Seven people stormed the U.S. Attorney’s Office in San Jose and occupied the building for an hour last week to protest President Donald Trump’s draconian immigration policies. Activists upped the ante as the protest went on. First, they staged a die-in, then they blocked the doors from the inside and finally from the outside.
San Jose police showed up in six squad cars in response to the demonstration of civil disobedience, but no one was arrested or cited.
Chants of “up, up with liberation, down, down with deportation” filled the streets of downtown for the Thursday afternoon protest as people gathered in front of the Robert F. Peckham Federal Building to denounce the separation of families at the border.
Upward of 2,000 immigrant children have been stripped away from their parents during their attempts to cross the border in hopes to seek asylum in the past month or so. Though Trump signed an executive order to end his harsh family separation policy, it was no help for the parents already taken from their kids.
The event last week—a warm-up for the Families Belong Together demonstrations that unfolded this past weekend—was organized by local community groups, including MAIZ San Jose, Serve the People San Jose, the Santa Clara County Wage Theft Coalition and the Justice for Josiah coalition.
But marchers stressed that the protest was led by women of color in solidarity for the families divided by U.S. immigration policies.
“Women are the glue to all families and what we want are for all families to be together,” Angelica Esquivel explained.
Many people marching in protest were either immigrants themselves, friends or families of immigrants or women who felt the connection of being separated from their families.
“I immigrated to this country when I was 6 years old and I was reunited with my parents who were already here looking for a better life,” Esquivel said. “Luckily, I was able to be reunited with them. But I think about, ‘What if I wasn’t?’ So I think this is deeply part of my history as well as part of my responsibility.”
The march began at the federal building, stopped at the Plaza de Cesar Chavez and ended at the U.S. Attorney’s Office on South Almaden Boulevard, where the civil disobedience prompted a response from local authorities.
Cars honked in solidarity with marchers, with some giving a thumbs up out their windows. Bystanders cheered along with the protesters, who amplified their voices through bullhorns and a chorus of chants.
At Plaza de Cesar Chavez, protestors stood out on platforms and spoke about what brought them to the demonstration that day.
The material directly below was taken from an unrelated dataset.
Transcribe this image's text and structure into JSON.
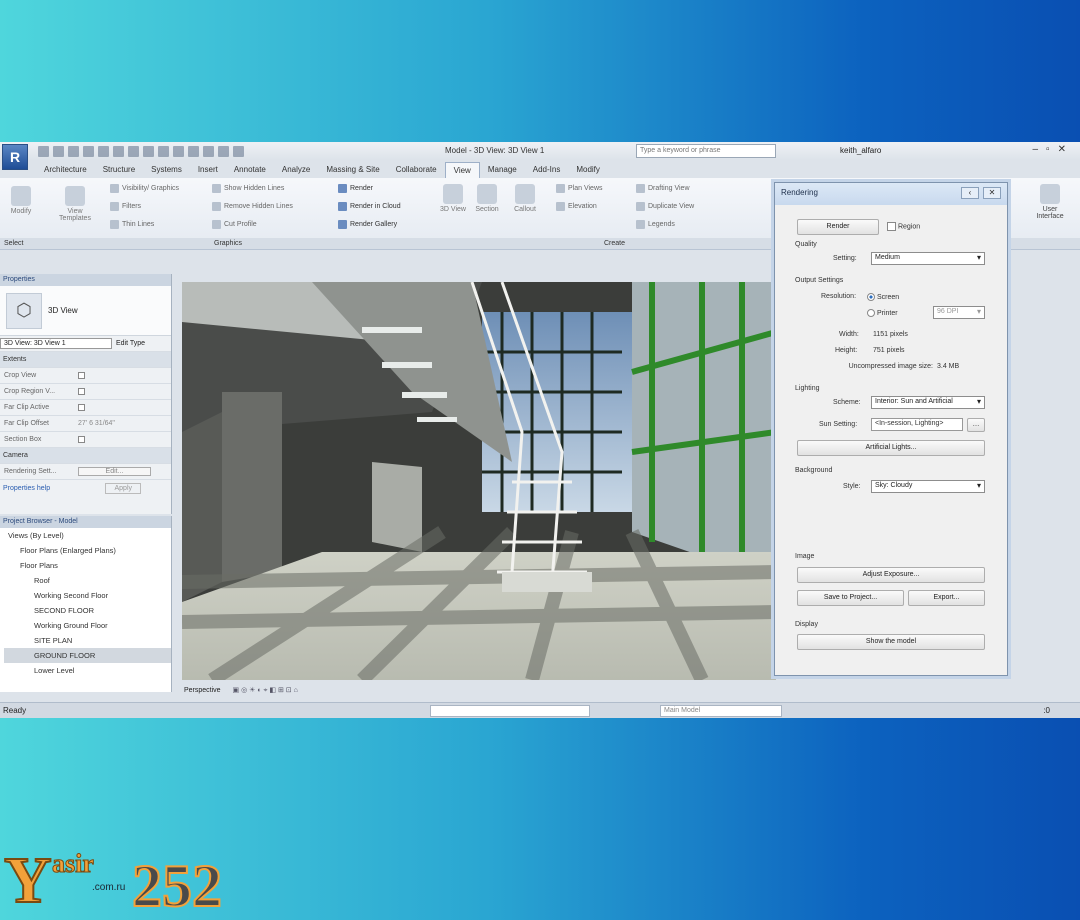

One protestor, San Jose resident Joel Rodriguez, wrote his thoughts in a spoken-word piece.
“You dehumanize my people, putting us in cages, keep treating my like a monster and now I am feeling dangerous,” Rodriguez shouted. “I want to stand up and say I’m going to make a change but how can I do that when I, myself, am locked in chains?”
The protest ended with attendees committing to continue speaking out against the national government for separating families trying to find a better life.
“I hope that this event shows the people of San Jose and the people of this country there are people who are not OK with what is happening at the border,” Rev. Sophie Callahan said. “There are many of us that can’t go down to the border ourselves but we want to stand up in our own communities and say that we disagree with the policies of our current administration and we want to stand for something better.”